Work task: Once the line holding "Parse this screenshot: output" appears, repeat it and each line after it to the end of the data, exactly and with nothing else; pictures stay out.

The data:
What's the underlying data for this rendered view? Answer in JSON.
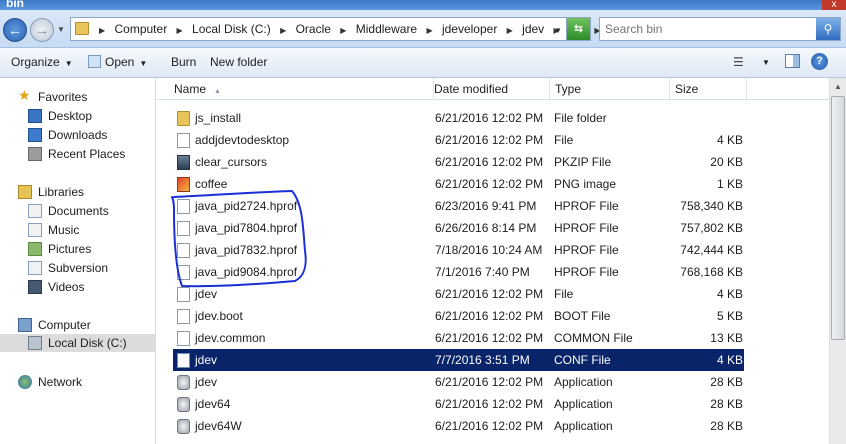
{
  "window": {
    "title": "bin",
    "close_glyph": "x"
  },
  "address_bar": {
    "path": [
      "Computer",
      "Local Disk (C:)",
      "Oracle",
      "Middleware",
      "jdeveloper",
      "jdev",
      "bin"
    ]
  },
  "search": {
    "placeholder": "Search bin",
    "icon": "magnifier-icon"
  },
  "toolbar": {
    "organize_label": "Organize",
    "open_label": "Open",
    "burn_label": "Burn",
    "new_folder_label": "New folder"
  },
  "navigation": {
    "favorites_label": "Favorites",
    "desktop_label": "Desktop",
    "downloads_label": "Downloads",
    "recent_places_label": "Recent Places",
    "libraries_label": "Libraries",
    "documents_label": "Documents",
    "music_label": "Music",
    "pictures_label": "Pictures",
    "subversion_label": "Subversion",
    "videos_label": "Videos",
    "computer_label": "Computer",
    "local_disk_label": "Local Disk (C:)",
    "network_label": "Network",
    "selected": "Local Disk (C:)"
  },
  "columns": {
    "name": "Name",
    "date_modified": "Date modified",
    "type": "Type",
    "size": "Size"
  },
  "files": [
    {
      "name": "js_install",
      "date": "6/21/2016 12:02 PM",
      "type": "File folder",
      "size": "",
      "icon": "folder-icon"
    },
    {
      "name": "addjdevtodesktop",
      "date": "6/21/2016 12:02 PM",
      "type": "File",
      "size": "4 KB",
      "icon": "file-icon"
    },
    {
      "name": "clear_cursors",
      "date": "6/21/2016 12:02 PM",
      "type": "PKZIP File",
      "size": "20 KB",
      "icon": "zip-icon"
    },
    {
      "name": "coffee",
      "date": "6/21/2016 12:02 PM",
      "type": "PNG image",
      "size": "1 KB",
      "icon": "png-icon"
    },
    {
      "name": "java_pid2724.hprof",
      "date": "6/23/2016 9:41 PM",
      "type": "HPROF File",
      "size": "758,340 KB",
      "icon": "file-icon"
    },
    {
      "name": "java_pid7804.hprof",
      "date": "6/26/2016 8:14 PM",
      "type": "HPROF File",
      "size": "757,802 KB",
      "icon": "file-icon"
    },
    {
      "name": "java_pid7832.hprof",
      "date": "7/18/2016 10:24 AM",
      "type": "HPROF File",
      "size": "742,444 KB",
      "icon": "file-icon"
    },
    {
      "name": "java_pid9084.hprof",
      "date": "7/1/2016 7:40 PM",
      "type": "HPROF File",
      "size": "768,168 KB",
      "icon": "file-icon"
    },
    {
      "name": "jdev",
      "date": "6/21/2016 12:02 PM",
      "type": "File",
      "size": "4 KB",
      "icon": "file-icon"
    },
    {
      "name": "jdev.boot",
      "date": "6/21/2016 12:02 PM",
      "type": "BOOT File",
      "size": "5 KB",
      "icon": "file-icon"
    },
    {
      "name": "jdev.common",
      "date": "6/21/2016 12:02 PM",
      "type": "COMMON File",
      "size": "13 KB",
      "icon": "file-icon"
    },
    {
      "name": "jdev",
      "date": "7/7/2016 3:51 PM",
      "type": "CONF File",
      "size": "4 KB",
      "icon": "conf-icon",
      "selected": true
    },
    {
      "name": "jdev",
      "date": "6/21/2016 12:02 PM",
      "type": "Application",
      "size": "28 KB",
      "icon": "app-icon"
    },
    {
      "name": "jdev64",
      "date": "6/21/2016 12:02 PM",
      "type": "Application",
      "size": "28 KB",
      "icon": "app-icon"
    },
    {
      "name": "jdev64W",
      "date": "6/21/2016 12:02 PM",
      "type": "Application",
      "size": "28 KB",
      "icon": "app-icon"
    }
  ],
  "annotation": {
    "color": "#1a2fd6",
    "encloses": "hprof files"
  },
  "colors": {
    "selection": "#0a246a",
    "accent": "#3a79c7"
  }
}
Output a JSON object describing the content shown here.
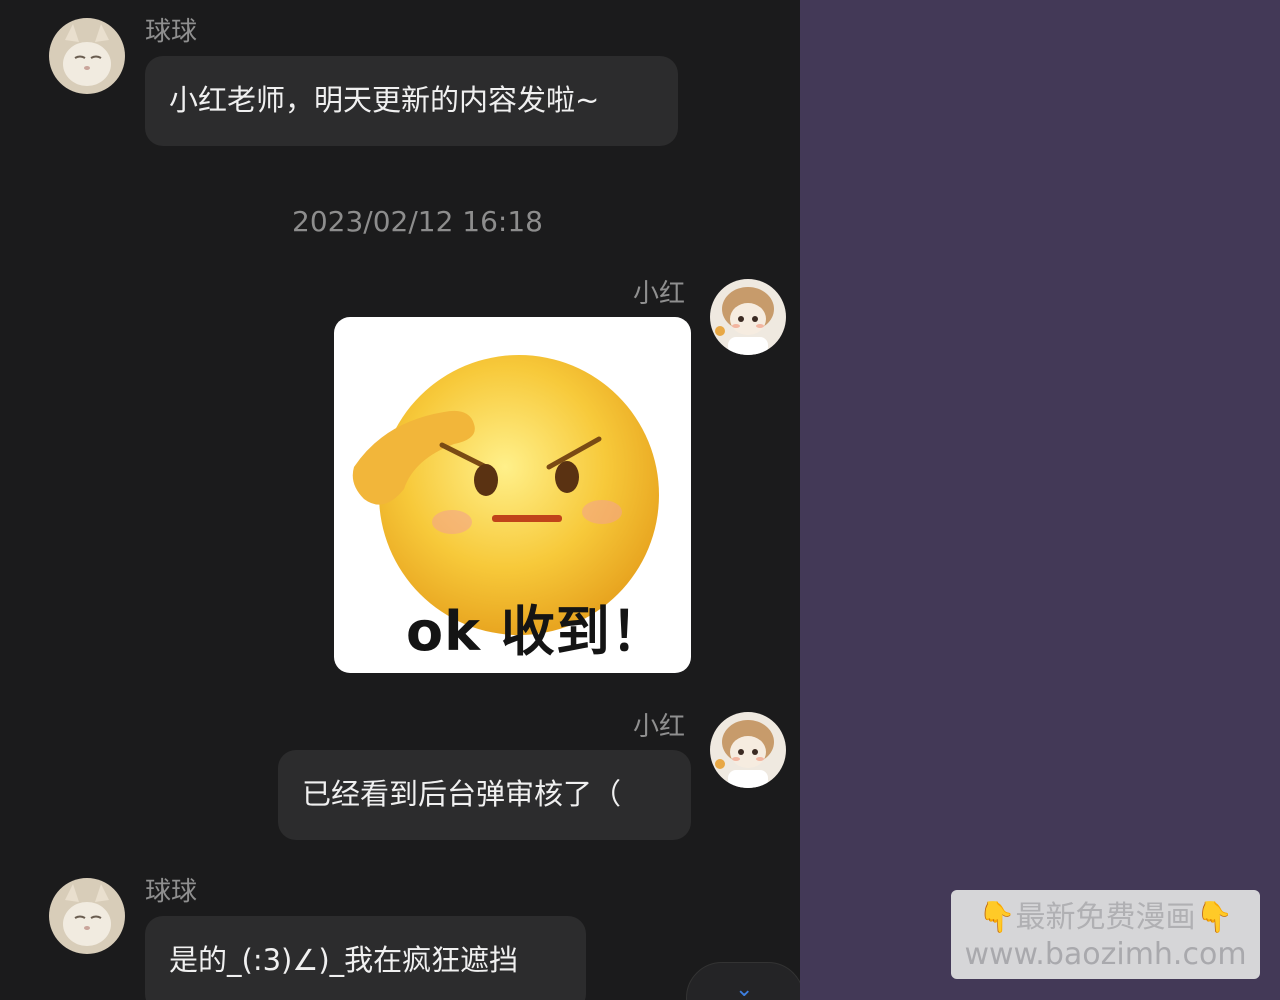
{
  "messages": [
    {
      "sender": "球球",
      "text": "小红老师，明天更新的内容发啦~"
    },
    {
      "timestamp": "2023/02/12 16:18"
    },
    {
      "sender": "小红",
      "sticker_caption": "ok 收到！"
    },
    {
      "sender": "小红",
      "text": "已经看到后台弹审核了（"
    },
    {
      "sender": "球球",
      "text": "是的_(:3)∠)_我在疯狂遮挡"
    }
  ],
  "scroll_button": {
    "icon": "chevron-down-icon",
    "glyph": "⌄"
  },
  "watermark": {
    "title": "最新免费漫画",
    "emoji": "👇",
    "url": "www.baozimh.com"
  },
  "colors": {
    "chat_bg": "#1b1b1c",
    "bubble": "#2c2c2d",
    "side_bg": "#433957"
  }
}
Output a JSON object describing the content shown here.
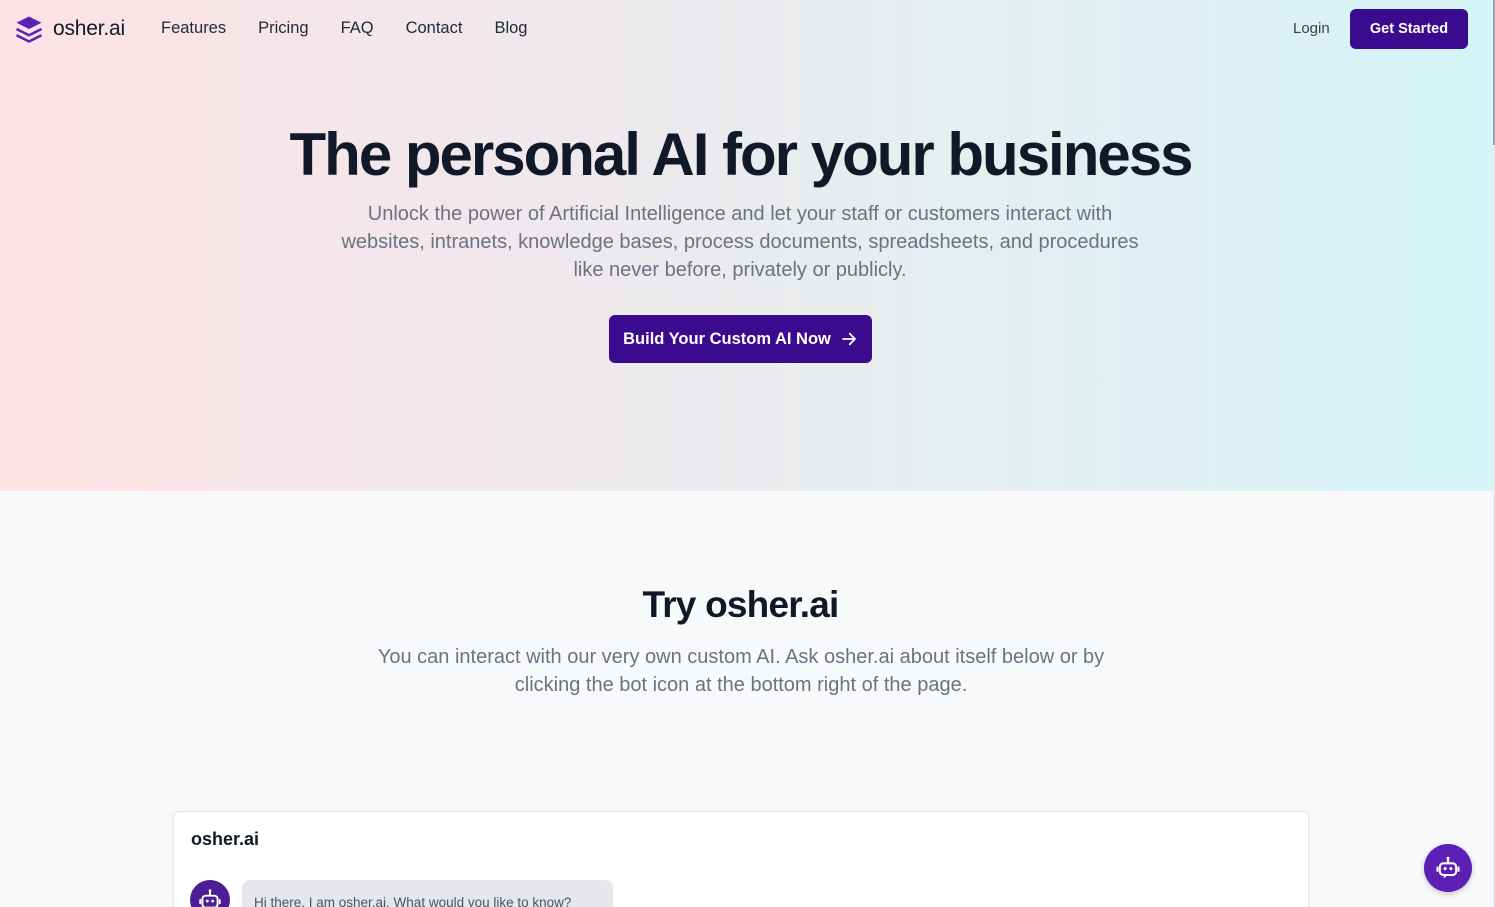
{
  "brand": {
    "name": "osher.ai",
    "icon": "layers-icon",
    "accent": "#3b0b8f"
  },
  "nav": {
    "links": [
      "Features",
      "Pricing",
      "FAQ",
      "Contact",
      "Blog"
    ],
    "login": "Login",
    "get_started": "Get Started"
  },
  "hero": {
    "title": "The personal AI for your business",
    "subtitle": "Unlock the power of Artificial Intelligence and let your staff or customers interact with websites, intranets, knowledge bases, process documents, spreadsheets, and procedures like never before, privately or publicly.",
    "cta": "Build Your Custom AI Now",
    "cta_icon": "arrow-right-icon",
    "gradient": [
      "#fde2e4",
      "#d4f4f7"
    ]
  },
  "try": {
    "title": "Try osher.ai",
    "subtitle": "You can interact with our very own custom AI. Ask osher.ai about itself below or by clicking the bot icon at the bottom right of the page."
  },
  "chat": {
    "title": "osher.ai",
    "bot_icon": "robot-icon",
    "messages": [
      {
        "from": "bot",
        "text": "Hi there, I am osher.ai. What would you like to know?"
      }
    ]
  },
  "chat_fab": {
    "icon": "robot-chat-icon",
    "color": "#5b21b6"
  }
}
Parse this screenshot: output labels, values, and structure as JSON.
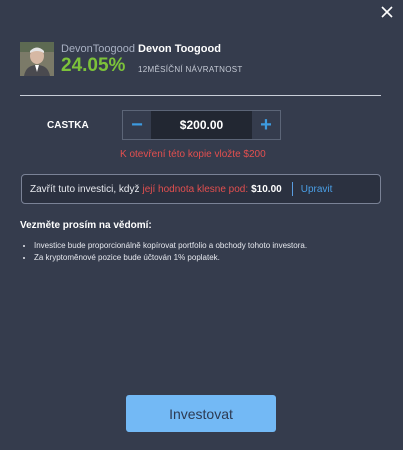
{
  "header": {
    "username": "DevonToogood",
    "full_name": "Devon Toogood",
    "return_pct": "24.05%",
    "return_label": "12MĚSÍČNÍ NÁVRATNOST"
  },
  "amount": {
    "label": "CASTKA",
    "minus": "−",
    "value": "$200.00",
    "plus": "+",
    "error": "K otevření této kopie vložte $200"
  },
  "stop_loss": {
    "prefix": "Zavřít tuto investici, když",
    "highlight": "její hodnota klesne pod:",
    "value": "$10.00",
    "edit_label": "Upravit"
  },
  "notes": {
    "title": "Vezměte prosím na vědomí:",
    "items": [
      "Investice bude proporcionálně kopírovat portfolio a obchody tohoto investora.",
      "Za kryptoměnové pozice bude účtován 1% poplatek."
    ]
  },
  "invest_button": "Investovat",
  "colors": {
    "background": "#353c4d",
    "positive": "#7cc23a",
    "error": "#e34f4f",
    "accent": "#3d9be0",
    "button": "#73b9f5"
  }
}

Solution to this task:
Parse this screenshot: output labels, values, and structure as JSON.
{
  "header": {
    "username": "DevonToogood",
    "full_name": "Devon Toogood",
    "return_pct": "24.05%",
    "return_label": "12MĚSÍČNÍ NÁVRATNOST"
  },
  "amount": {
    "label": "CASTKA",
    "minus": "−",
    "value": "$200.00",
    "plus": "+",
    "error": "K otevření této kopie vložte $200"
  },
  "stop_loss": {
    "prefix": "Zavřít tuto investici, když",
    "highlight": "její hodnota klesne pod:",
    "value": "$10.00",
    "edit_label": "Upravit"
  },
  "notes": {
    "title": "Vezměte prosím na vědomí:",
    "items": [
      "Investice bude proporcionálně kopírovat portfolio a obchody tohoto investora.",
      "Za kryptoměnové pozice bude účtován 1% poplatek."
    ]
  },
  "invest_button": "Investovat",
  "colors": {
    "background": "#353c4d",
    "positive": "#7cc23a",
    "error": "#e34f4f",
    "accent": "#3d9be0",
    "button": "#73b9f5"
  }
}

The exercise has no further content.